“I wanted students not just to Google topics, but learn how to do research, use Cornell note-taking, make citations, and synthesize all the information into a presentation, which will help them throughout high school and college,” says Zimny. “Students also created Google Slide presentations.”
She conducts makerspace workshops and origami workshops, and uses Ozobot Coding Robots to introduce students to computer programming. By using different color combinations on the bots, students can make them follow different instructions.
“I love how school libraries are becoming livelier,” she says. “The school library is the heart of a school. It’s a place where kids can wonder about the world. Hopefully, school libraries also stimulate students to love reading so much that they become lifelong learners.”
Virginia Hamilton Union Mine High School El Dorado UHSD Faculty Association

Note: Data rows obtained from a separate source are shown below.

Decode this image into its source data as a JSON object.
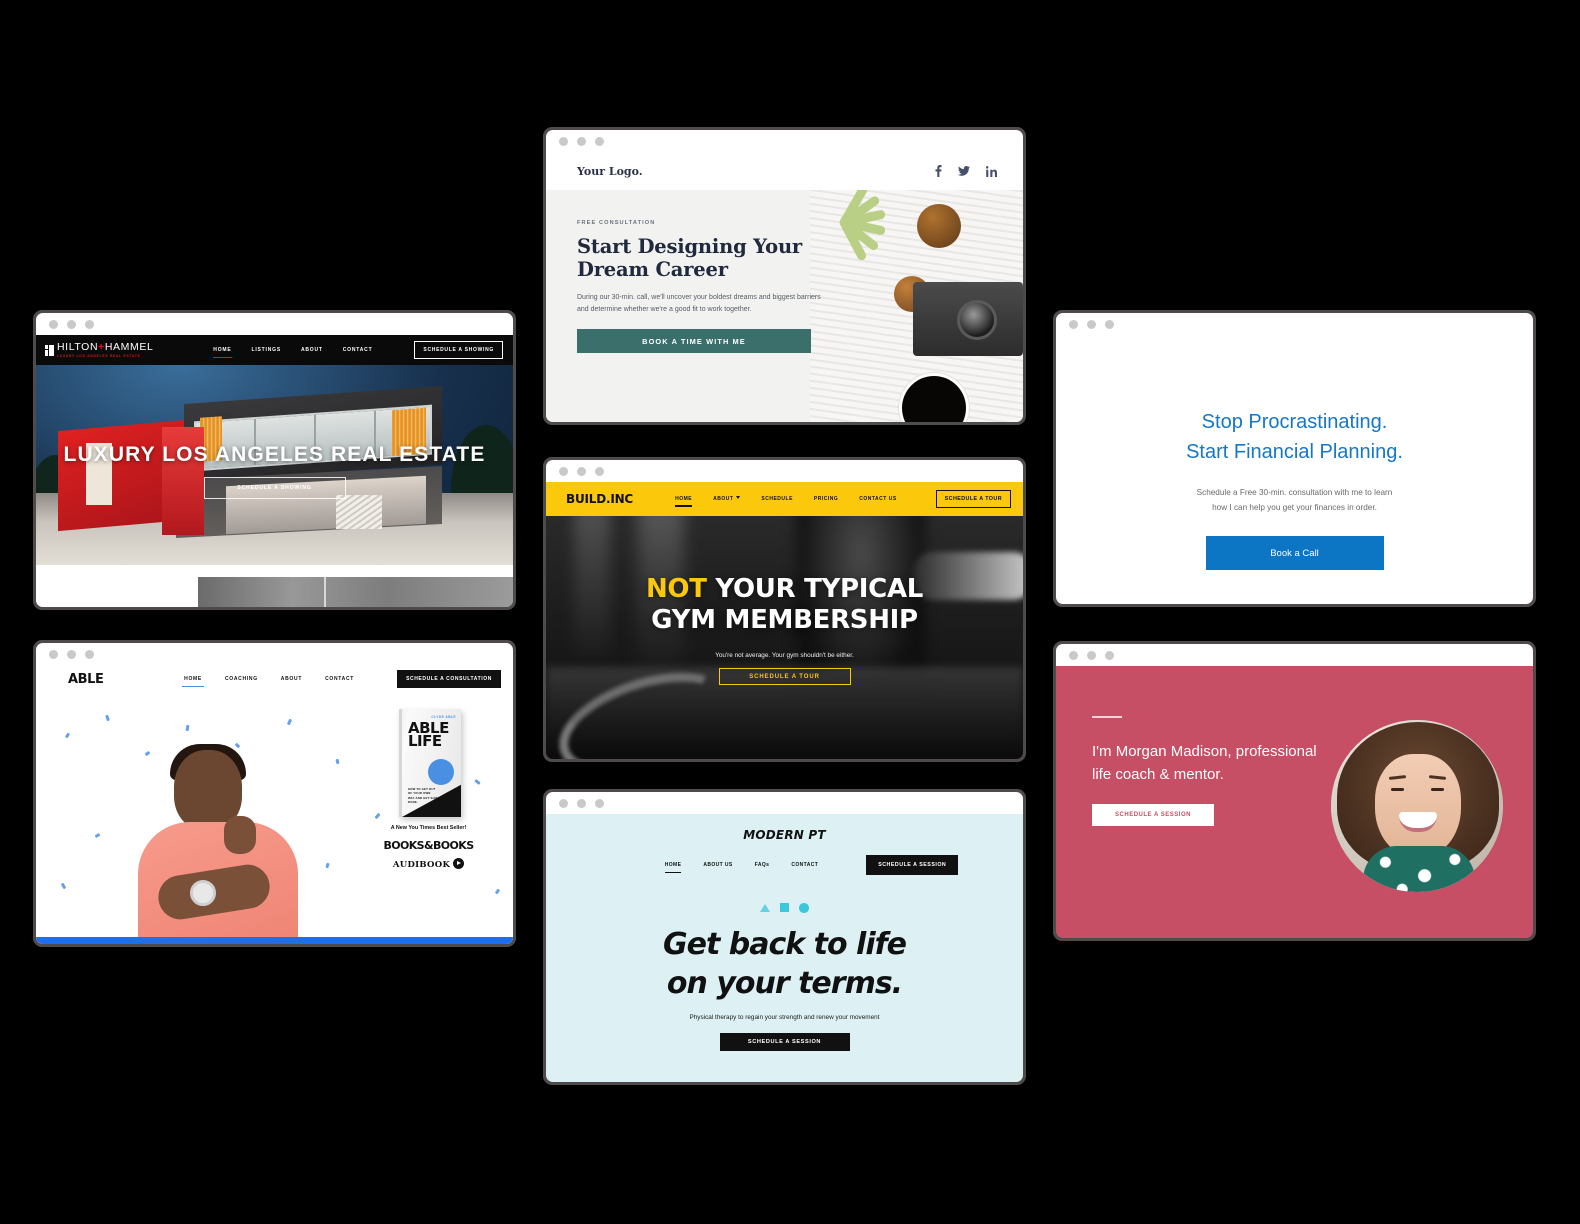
{
  "page": {
    "background_color": "#000000",
    "card_count": 7
  },
  "browser_chrome": {
    "dots": [
      "dot-red",
      "dot-yellow",
      "dot-green"
    ],
    "dot_color": "#c9c9c9",
    "frame_color": "#4f4b4a"
  },
  "hilton": {
    "logo_name": "HILTON",
    "logo_plus": "+",
    "logo_name2": "HAMMEL",
    "logo_tagline": "LUXURY LOS ANGELES REAL ESTATE",
    "nav": [
      {
        "label": "HOME",
        "active": true
      },
      {
        "label": "LISTINGS",
        "active": false
      },
      {
        "label": "ABOUT",
        "active": false
      },
      {
        "label": "CONTACT",
        "active": false
      }
    ],
    "cta": "SCHEDULE A SHOWING",
    "hero_title": "LUXURY LOS ANGELES REAL ESTATE",
    "hero_button": "SCHEDULE A SHOWING",
    "accent_color": "#d41b1b",
    "nav_background": "#0a0a0a"
  },
  "able": {
    "logo": "ABLE",
    "nav": [
      {
        "label": "HOME",
        "active": true
      },
      {
        "label": "COACHING",
        "active": false
      },
      {
        "label": "ABOUT",
        "active": false
      },
      {
        "label": "CONTACT",
        "active": false
      }
    ],
    "cta": "SCHEDULE A CONSULTATION",
    "book": {
      "author": "CLYDE ABLE",
      "title_line1": "ABLE",
      "title_line2": "LIFE",
      "subtitle": "HOW TO GET OUT OF YOUR OWN WAY AND GET SHIT DONE."
    },
    "seller_note": "A New You Times Best Seller!",
    "retailer": "BOOKS&BOOKS",
    "audiobook": "AUDIBOOK",
    "accent_color": "#1e6fe8"
  },
  "career": {
    "logo": "Your Logo.",
    "social": [
      "facebook-icon",
      "twitter-icon",
      "linkedin-icon"
    ],
    "eyebrow": "FREE CONSULTATION",
    "heading_line1": "Start Designing Your",
    "heading_line2": "Dream Career",
    "paragraph": "During our 30-min. call, we'll uncover your boldest dreams and biggest barriers and determine whether we're a good fit to work together.",
    "cta": "BOOK A TIME WITH ME",
    "cta_color": "#3b6f6c",
    "heading_color": "#20293d"
  },
  "build": {
    "logo": "BUILD.INC",
    "nav": [
      {
        "label": "HOME",
        "active": true,
        "caret": false
      },
      {
        "label": "ABOUT",
        "active": false,
        "caret": true
      },
      {
        "label": "SCHEDULE",
        "active": false,
        "caret": false
      },
      {
        "label": "PRICING",
        "active": false,
        "caret": false
      },
      {
        "label": "CONTACT US",
        "active": false,
        "caret": false
      }
    ],
    "cta": "SCHEDULE A TOUR",
    "hero_highlight": "NOT",
    "hero_line1_rest": " YOUR TYPICAL",
    "hero_line2": "GYM MEMBERSHIP",
    "hero_sub": "You're not average. Your gym shouldn't be either.",
    "hero_button": "SCHEDULE A TOUR",
    "brand_color": "#fcc80b"
  },
  "pt": {
    "logo": "MODERN PT",
    "nav": [
      {
        "label": "HOME",
        "active": true
      },
      {
        "label": "ABOUT US",
        "active": false
      },
      {
        "label": "FAQs",
        "active": false
      },
      {
        "label": "CONTACT",
        "active": false
      }
    ],
    "cta": "SCHEDULE A SESSION",
    "shapes": [
      "triangle-shape",
      "square-shape",
      "circle-shape"
    ],
    "heading_line1": "Get back to life",
    "heading_line2": "on your terms.",
    "paragraph": "Physical therapy to regain your strength and renew your movement",
    "button": "SCHEDULE A SESSION",
    "background_color": "#ddf1f4",
    "accent_color": "#3dc7dd"
  },
  "financial": {
    "heading_line1": "Stop Procrastinating.",
    "heading_line2": "Start Financial Planning.",
    "paragraph_line1": "Schedule a Free 30-min. consultation with me to learn",
    "paragraph_line2": "how I can help you get your finances in order.",
    "button": "Book a Call",
    "heading_color": "#1577c7",
    "button_color": "#0c76c4"
  },
  "morgan": {
    "heading": "I'm Morgan Madison, professional life coach & mentor.",
    "button": "SCHEDULE A SESSION",
    "background_color": "#c64f65",
    "photo_alt": "portrait-photo"
  }
}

What Virginia Hamilton likes best about being a teacher librarian is that every day is different.
“Yesterday I had 13 classes where students had ‘mad money’ and learned how to write checks, take care of a debit card, and figure out how much money they might need to join a gym, buy a car, rent an apartment or buy baby formula. I was mobbed in those classes. The day before that, seniors were doing research for One Flew Over the Cuckoo’s Nest and the computers went down, so I had to show them print resources. Today, I showed students how to use a database for U.S. history, world history, science and literature, and helped them save articles to their Google Drive. I never have the same day twice, and I love that about my job.”
After attending a California School Library Association (CSLA) conference, she learned about e-cards and collaborated with colleagues to pilot the cards at school, so students can log in and access the school library’s databases from anywhere. She posts her favorite books regularly online and organizes scavenger hunts for prizes, where students must find things hidden in the pages of books.

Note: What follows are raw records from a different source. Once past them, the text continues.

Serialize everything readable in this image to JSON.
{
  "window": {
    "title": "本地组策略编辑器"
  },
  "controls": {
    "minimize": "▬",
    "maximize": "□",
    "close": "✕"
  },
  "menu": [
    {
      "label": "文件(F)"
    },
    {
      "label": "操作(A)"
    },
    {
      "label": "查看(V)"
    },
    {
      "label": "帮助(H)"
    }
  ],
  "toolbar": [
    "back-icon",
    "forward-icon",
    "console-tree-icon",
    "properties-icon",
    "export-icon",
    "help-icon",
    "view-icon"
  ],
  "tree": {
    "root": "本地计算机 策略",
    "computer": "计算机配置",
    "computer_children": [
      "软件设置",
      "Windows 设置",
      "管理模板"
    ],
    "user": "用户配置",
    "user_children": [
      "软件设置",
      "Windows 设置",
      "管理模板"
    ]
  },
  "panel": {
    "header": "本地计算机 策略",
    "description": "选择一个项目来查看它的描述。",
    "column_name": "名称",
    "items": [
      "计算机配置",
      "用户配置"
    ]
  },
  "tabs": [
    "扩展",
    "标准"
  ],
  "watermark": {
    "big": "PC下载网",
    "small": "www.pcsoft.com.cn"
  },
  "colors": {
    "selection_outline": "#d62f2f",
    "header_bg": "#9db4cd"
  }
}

Hamilton, a reference librarian in a public library for 19 years before earning her teaching credential, won a Good Ideas Award in 2016 from CSLA for her work with Spanish classes assigned to study a Spanish-speaking country. Students created posters to lure tourists, cooked native cuisine and brought in dishes to share, enjoyed music on YouTube from that country’s top artists, and created presentations using Prezi software.
“It looked like an insane asylum while the kids were running around,” she laughs. “But the students were very involved in this project, learned a lot, and had a great time.”
By the numbers
Percentage of California schools with credentialed teacher librarians (part-time or more). Most of them are at the high school level.
California’s ratio of teacher librarians to students in 2014-15.
California’s national ranking in ratio of teacher librarians to students. The state continues to rank at the bottom of professional library staffing numbers.
Source: California Department of Education
Featured photo caption: Teacher librarian Jennifer Zimny, Ponderosa High School, El Dorado UHSD Faculty Association, with a student at the “altar” she helped create for Day of the Dead festivities.